(Beginning of Provided records)

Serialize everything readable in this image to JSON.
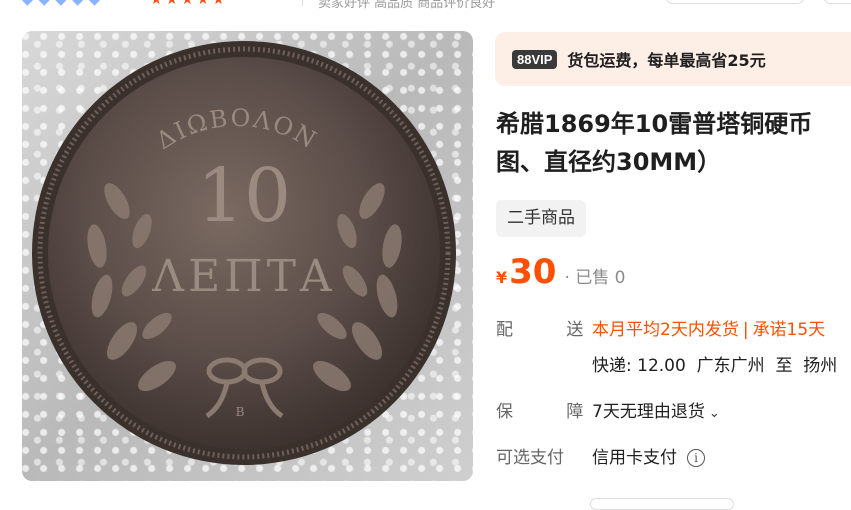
{
  "top": {
    "diamonds": "◆◆◆◆◆",
    "stars": "★★★★★",
    "meta": "卖家好评 高品质 商品评价良好"
  },
  "product_image": {
    "coin_top_text": "ΔΙΩΒΟΛΟΝ",
    "coin_value": "10",
    "coin_unit": "ΛΕΠΤΑ",
    "mint_mark": "B"
  },
  "vip": {
    "badge": "88VIP",
    "text": "货包运费，每单最高省25元"
  },
  "title": {
    "line1": "希腊1869年10雷普塔铜硬币",
    "line2": "图、直径约30MM）"
  },
  "tag": "二手商品",
  "price": {
    "currency": "¥",
    "value": "30",
    "sold": "· 已售 0"
  },
  "delivery": {
    "label": "配 送",
    "promise": "本月平均2天内发货",
    "promise2": "承诺15天",
    "express": "快递: 12.00",
    "from": "广东广州",
    "to_word": "至",
    "dest": "扬州"
  },
  "guarantee": {
    "label": "保 障",
    "value": "7天无理由退货"
  },
  "payment": {
    "label": "可选支付",
    "value": "信用卡支付"
  },
  "colors": {
    "accent": "#ff5000",
    "vip_bg": "#fdeee6"
  },
  "icons": {
    "info": "info-icon",
    "chevron": "chevron-down-icon"
  }
}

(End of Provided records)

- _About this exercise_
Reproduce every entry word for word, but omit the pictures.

- _The completed task_
Serialize everything readable in this image to JSON.
{
  "top": {
    "diamonds": "◆◆◆◆◆",
    "stars": "★★★★★",
    "meta": "卖家好评 高品质 商品评价良好"
  },
  "product_image": {
    "coin_top_text": "ΔΙΩΒΟΛΟΝ",
    "coin_value": "10",
    "coin_unit": "ΛΕΠΤΑ",
    "mint_mark": "B"
  },
  "vip": {
    "badge": "88VIP",
    "text": "货包运费，每单最高省25元"
  },
  "title": {
    "line1": "希腊1869年10雷普塔铜硬币",
    "line2": "图、直径约30MM）"
  },
  "tag": "二手商品",
  "price": {
    "currency": "¥",
    "value": "30",
    "sold": "· 已售 0"
  },
  "delivery": {
    "label": "配 送",
    "promise": "本月平均2天内发货",
    "promise2": "承诺15天",
    "express": "快递: 12.00",
    "from": "广东广州",
    "to_word": "至",
    "dest": "扬州"
  },
  "guarantee": {
    "label": "保 障",
    "value": "7天无理由退货"
  },
  "payment": {
    "label": "可选支付",
    "value": "信用卡支付"
  },
  "colors": {
    "accent": "#ff5000",
    "vip_bg": "#fdeee6"
  },
  "icons": {
    "info": "info-icon",
    "chevron": "chevron-down-icon"
  }
}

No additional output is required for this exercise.